You have heard that you can network your way into a job and this video will explain how your resume will help you do it. The relationship between networking and your resume and how to use a resume to boost your confidence when networking will be discussed by career strategist and resume expert Stacey Gordon.
- At some point in your career, and probably very recently, you may have uttered the phrase, "Networking doesn't work," and you may be right, with the exception of a few missing words. Networking doesn't work overnight. Networking doesn't work if you're socializing and not networking. Networking doesn't work if you don't show up. Networking doesn't work if you don't speak up, which you're probably wondering what networking has to do with writing a resume, so I'm going to dive right in.
The resume itself actually has no place in networking. You don't want to be that person at a networking event waving your resume around. It makes you look a little desperate and more than likely, the person you meet at a networking event will not be the person that needs your resume, but if you network correctly, and yes, there is a right and a wrong way to do it, you will find opportunities to send a resume as a followup. That followup needs to happen within hours of the initial encounter.
However, you cannot send a resume if you don't already have one created, which leads me back to the importance of being prepared. A few years ago, I wrote an article for Forbes.com about networking, which mentioned a study that showed that 56 percent of unemployed people learn about their current job through networking. More importantly, they reported being more satisfied with the job they landed, enjoyed higher incomes, and were more likely to be in a job that was created especially for them than those who didn't network.
Networking will help you find those opportunities to submit your resume, but your resume will help you steer the conversation where you need it to go. You can use your resume like a road map so that when you are meeting people and explaining what you're looking for in your next job, you can stay on message. This way, when the person receives your resume after speaking to you, they aren't wondering who on Earth that person was they met the night before because after looking at your resume, you couldn't possibly be the same person.
Using your resume as a guide for conversations helps present you as a cohesive person with a game plan. It helps you remain confident in your abilities because you know exactly what it is you're looking for, and, you can use your resume as a script. Of course, you will not recite verbatim from your resume, but if you use your career goal as a guide, it will be easier for you to pin point the people you need to meet with while networking and you will appear as a confident professional who knows what they want.

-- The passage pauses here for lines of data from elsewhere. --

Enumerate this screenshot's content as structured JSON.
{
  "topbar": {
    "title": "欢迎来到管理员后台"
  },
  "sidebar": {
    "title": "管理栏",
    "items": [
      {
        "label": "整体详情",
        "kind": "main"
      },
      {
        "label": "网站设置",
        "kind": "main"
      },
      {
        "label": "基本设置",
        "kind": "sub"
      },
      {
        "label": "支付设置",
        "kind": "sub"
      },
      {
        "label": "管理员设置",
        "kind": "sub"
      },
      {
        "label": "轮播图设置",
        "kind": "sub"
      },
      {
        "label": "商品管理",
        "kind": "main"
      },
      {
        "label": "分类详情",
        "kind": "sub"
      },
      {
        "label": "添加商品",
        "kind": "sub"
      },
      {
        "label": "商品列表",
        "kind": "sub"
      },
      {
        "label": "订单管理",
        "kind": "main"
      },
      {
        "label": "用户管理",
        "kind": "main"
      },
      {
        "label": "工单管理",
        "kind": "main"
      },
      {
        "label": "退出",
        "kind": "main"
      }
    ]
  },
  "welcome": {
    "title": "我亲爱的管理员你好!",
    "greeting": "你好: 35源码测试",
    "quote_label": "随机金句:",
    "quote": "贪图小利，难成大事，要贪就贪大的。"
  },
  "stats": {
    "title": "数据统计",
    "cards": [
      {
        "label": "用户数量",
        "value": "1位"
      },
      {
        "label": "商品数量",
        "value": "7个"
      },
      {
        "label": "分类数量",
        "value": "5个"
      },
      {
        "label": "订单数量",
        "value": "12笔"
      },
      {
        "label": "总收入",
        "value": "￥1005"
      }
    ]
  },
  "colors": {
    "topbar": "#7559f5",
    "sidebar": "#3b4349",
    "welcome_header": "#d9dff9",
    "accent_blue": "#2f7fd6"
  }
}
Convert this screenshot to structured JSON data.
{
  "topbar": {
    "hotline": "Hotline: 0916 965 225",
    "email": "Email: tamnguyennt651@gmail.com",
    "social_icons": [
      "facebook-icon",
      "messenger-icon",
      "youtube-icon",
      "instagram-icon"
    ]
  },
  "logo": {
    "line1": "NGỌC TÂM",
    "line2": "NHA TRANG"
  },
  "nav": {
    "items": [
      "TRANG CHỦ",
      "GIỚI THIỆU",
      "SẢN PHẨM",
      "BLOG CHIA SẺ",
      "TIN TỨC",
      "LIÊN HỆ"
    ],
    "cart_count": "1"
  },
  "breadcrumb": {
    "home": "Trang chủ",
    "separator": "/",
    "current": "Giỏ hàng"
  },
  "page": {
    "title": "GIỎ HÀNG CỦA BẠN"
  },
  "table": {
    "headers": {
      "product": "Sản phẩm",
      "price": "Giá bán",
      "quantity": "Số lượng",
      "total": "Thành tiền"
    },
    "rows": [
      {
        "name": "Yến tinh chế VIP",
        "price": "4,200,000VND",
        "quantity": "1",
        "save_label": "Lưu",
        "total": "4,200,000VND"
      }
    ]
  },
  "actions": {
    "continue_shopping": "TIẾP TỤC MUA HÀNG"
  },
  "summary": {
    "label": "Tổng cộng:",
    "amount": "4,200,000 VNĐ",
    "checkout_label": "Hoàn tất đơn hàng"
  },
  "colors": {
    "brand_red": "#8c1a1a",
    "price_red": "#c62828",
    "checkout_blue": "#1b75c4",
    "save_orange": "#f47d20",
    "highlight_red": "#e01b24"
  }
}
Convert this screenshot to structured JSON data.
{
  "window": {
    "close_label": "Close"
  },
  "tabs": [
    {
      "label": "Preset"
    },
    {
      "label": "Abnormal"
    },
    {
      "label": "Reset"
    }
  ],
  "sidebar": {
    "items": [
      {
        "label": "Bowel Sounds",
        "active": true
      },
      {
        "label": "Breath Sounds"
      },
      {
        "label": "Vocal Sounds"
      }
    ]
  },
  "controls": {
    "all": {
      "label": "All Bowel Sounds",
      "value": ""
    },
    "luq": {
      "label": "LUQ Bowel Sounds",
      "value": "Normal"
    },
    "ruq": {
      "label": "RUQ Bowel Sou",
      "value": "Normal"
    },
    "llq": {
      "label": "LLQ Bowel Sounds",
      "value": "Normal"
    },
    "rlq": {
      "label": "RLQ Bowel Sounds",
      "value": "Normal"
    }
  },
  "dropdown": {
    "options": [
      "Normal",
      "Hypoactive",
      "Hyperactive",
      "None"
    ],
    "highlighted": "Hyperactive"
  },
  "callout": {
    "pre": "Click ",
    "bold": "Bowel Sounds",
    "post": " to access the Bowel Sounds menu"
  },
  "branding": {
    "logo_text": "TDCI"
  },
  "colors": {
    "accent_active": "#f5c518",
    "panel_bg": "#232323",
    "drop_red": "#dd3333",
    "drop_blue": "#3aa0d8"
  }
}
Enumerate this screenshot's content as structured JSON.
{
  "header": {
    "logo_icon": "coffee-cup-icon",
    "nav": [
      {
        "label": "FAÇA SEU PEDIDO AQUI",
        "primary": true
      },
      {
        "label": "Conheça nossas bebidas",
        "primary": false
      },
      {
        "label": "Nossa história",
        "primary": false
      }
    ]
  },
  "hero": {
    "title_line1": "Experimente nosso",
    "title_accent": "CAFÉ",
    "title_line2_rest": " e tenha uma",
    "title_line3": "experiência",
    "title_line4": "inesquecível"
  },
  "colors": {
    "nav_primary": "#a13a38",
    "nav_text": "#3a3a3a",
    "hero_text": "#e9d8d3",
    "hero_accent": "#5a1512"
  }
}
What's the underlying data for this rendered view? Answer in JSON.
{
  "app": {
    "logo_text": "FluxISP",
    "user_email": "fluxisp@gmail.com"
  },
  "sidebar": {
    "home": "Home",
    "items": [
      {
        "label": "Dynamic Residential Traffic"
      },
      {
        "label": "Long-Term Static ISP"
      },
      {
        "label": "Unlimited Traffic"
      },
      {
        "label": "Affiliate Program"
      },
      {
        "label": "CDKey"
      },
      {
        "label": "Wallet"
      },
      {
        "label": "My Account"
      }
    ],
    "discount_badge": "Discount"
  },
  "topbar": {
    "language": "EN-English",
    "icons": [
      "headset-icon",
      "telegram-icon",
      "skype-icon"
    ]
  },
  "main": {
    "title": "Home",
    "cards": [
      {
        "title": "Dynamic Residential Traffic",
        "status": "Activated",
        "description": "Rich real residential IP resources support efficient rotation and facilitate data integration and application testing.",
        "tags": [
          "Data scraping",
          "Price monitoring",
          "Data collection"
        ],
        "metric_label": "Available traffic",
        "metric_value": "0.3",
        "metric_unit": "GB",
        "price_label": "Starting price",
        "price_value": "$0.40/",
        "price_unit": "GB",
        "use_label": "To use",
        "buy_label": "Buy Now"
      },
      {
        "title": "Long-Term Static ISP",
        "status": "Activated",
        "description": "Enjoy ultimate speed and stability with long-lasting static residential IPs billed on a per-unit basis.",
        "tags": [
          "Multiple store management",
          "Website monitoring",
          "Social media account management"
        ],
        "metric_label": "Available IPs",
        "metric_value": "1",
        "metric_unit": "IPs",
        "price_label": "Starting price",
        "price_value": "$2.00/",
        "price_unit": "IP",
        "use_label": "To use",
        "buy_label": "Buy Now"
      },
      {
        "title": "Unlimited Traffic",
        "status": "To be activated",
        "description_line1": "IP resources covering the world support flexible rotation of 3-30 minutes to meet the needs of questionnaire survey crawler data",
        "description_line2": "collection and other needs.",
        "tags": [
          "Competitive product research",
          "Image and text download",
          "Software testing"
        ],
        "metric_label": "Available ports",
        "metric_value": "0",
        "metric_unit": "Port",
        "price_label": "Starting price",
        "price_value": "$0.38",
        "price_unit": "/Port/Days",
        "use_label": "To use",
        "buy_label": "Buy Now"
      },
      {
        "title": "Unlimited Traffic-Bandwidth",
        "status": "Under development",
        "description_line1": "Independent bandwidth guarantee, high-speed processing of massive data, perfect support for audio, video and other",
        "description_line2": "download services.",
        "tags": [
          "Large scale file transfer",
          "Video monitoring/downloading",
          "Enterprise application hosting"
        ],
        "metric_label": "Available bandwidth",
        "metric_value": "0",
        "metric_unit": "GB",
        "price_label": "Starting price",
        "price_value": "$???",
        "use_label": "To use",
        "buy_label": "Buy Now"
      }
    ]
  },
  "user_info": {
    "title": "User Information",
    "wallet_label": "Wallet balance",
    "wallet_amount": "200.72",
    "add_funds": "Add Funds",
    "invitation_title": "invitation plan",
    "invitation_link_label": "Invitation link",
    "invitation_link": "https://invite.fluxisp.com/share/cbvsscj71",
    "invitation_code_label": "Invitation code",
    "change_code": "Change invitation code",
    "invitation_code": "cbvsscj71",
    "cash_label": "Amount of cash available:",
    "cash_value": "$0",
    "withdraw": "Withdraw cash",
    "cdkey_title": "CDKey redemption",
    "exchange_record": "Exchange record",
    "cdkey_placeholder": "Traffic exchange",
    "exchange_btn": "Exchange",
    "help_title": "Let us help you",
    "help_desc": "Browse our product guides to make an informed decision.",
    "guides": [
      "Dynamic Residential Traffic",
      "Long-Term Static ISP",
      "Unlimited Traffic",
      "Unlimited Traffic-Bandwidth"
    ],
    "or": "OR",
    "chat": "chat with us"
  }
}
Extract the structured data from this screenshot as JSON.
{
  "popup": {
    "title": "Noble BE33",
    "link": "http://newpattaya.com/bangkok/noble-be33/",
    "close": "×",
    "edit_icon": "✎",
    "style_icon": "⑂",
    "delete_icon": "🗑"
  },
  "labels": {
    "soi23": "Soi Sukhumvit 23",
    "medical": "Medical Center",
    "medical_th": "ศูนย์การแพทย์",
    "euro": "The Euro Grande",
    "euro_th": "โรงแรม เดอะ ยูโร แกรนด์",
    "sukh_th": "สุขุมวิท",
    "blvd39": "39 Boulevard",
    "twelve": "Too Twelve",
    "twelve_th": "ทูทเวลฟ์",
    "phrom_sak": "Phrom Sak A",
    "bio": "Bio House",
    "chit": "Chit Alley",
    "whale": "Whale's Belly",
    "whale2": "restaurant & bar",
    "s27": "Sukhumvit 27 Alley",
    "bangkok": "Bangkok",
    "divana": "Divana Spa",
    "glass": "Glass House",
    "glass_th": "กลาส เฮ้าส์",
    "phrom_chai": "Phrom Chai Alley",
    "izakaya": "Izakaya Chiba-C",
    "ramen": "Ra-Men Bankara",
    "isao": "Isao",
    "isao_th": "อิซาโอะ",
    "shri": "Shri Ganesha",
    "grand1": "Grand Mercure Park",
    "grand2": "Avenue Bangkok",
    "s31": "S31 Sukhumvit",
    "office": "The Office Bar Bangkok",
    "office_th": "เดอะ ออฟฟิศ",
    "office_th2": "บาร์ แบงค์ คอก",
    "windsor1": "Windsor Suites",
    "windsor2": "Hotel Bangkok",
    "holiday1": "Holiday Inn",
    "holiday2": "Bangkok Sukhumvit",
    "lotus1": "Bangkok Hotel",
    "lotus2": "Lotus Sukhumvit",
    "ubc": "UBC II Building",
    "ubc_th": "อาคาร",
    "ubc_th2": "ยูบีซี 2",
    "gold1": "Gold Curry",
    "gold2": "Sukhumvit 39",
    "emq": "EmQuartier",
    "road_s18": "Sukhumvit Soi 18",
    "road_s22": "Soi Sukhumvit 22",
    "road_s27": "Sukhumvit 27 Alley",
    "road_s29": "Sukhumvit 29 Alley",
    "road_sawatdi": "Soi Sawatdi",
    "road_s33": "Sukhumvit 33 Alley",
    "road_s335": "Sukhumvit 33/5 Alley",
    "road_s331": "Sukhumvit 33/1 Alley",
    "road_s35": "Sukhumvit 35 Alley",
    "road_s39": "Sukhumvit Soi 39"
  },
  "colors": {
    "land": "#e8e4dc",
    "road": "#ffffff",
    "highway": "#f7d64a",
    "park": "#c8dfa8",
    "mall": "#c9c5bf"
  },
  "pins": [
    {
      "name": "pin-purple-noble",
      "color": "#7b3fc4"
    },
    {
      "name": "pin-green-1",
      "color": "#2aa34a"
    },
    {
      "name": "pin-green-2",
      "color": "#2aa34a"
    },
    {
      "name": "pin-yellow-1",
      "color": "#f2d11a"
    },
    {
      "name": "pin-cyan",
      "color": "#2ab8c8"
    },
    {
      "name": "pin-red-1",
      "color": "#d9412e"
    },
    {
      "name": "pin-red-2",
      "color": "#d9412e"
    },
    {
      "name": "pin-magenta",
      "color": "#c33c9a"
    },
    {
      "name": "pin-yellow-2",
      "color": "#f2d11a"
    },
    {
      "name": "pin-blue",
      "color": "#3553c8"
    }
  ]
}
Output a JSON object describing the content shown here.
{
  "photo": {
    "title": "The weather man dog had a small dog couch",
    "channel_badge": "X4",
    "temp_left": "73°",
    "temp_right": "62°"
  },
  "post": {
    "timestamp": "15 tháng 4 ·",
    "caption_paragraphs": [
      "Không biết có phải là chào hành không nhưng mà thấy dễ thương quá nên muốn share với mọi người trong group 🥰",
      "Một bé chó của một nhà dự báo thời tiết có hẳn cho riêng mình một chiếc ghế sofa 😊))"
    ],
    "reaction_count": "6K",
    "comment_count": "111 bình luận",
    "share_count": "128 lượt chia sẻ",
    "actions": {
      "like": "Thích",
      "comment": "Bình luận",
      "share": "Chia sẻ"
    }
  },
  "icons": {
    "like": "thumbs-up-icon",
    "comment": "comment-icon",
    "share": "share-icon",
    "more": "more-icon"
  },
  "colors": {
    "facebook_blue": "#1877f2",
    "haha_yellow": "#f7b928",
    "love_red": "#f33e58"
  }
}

An added bonus is talking about yourself while networking is an excellent way to prepare yourself for the inevitable interviews that will be coming your way.
Stacey A. Gordon, cofounder of Career Incubator, has made it her life's work to help others find the jobs and build the careers of their dreams. In this course, she walks through the basics of resume writing for job seekers, as well as a few extra job search basics such as following up, sending thank-you notes, and identifying companies to work for and determining fit.
Stacey explains what you should include on your resume, what to exclude, and how to craft your resume to showcase your talents and best qualities. Using practical resume examples, Stacey walks through choosing the right resume format, tailoring the information to match job requirements, and writing alternative resumes that include industry-specific information. Last, Stacey shows you how to deal with some common sore spots—like job hopping, lack of experience, or large unemployment gaps—while concentrating on your experience.
- Writing an objective statement
- Adding a summary of skills
- Showcasing your professional work
- Presenting your education
- Customizing your contact information
- Tailoring your resume to fit a job
- Upgrading your resume
- Choosing a resume layout
- Writing resumes for marketing, entertainment, and design jobs
- Handling career gaps and job changes
- Standing out and following up with employers
- Using a resume effectively
- Determining fit at a prospective job
- Finding contacts at companies you want to work for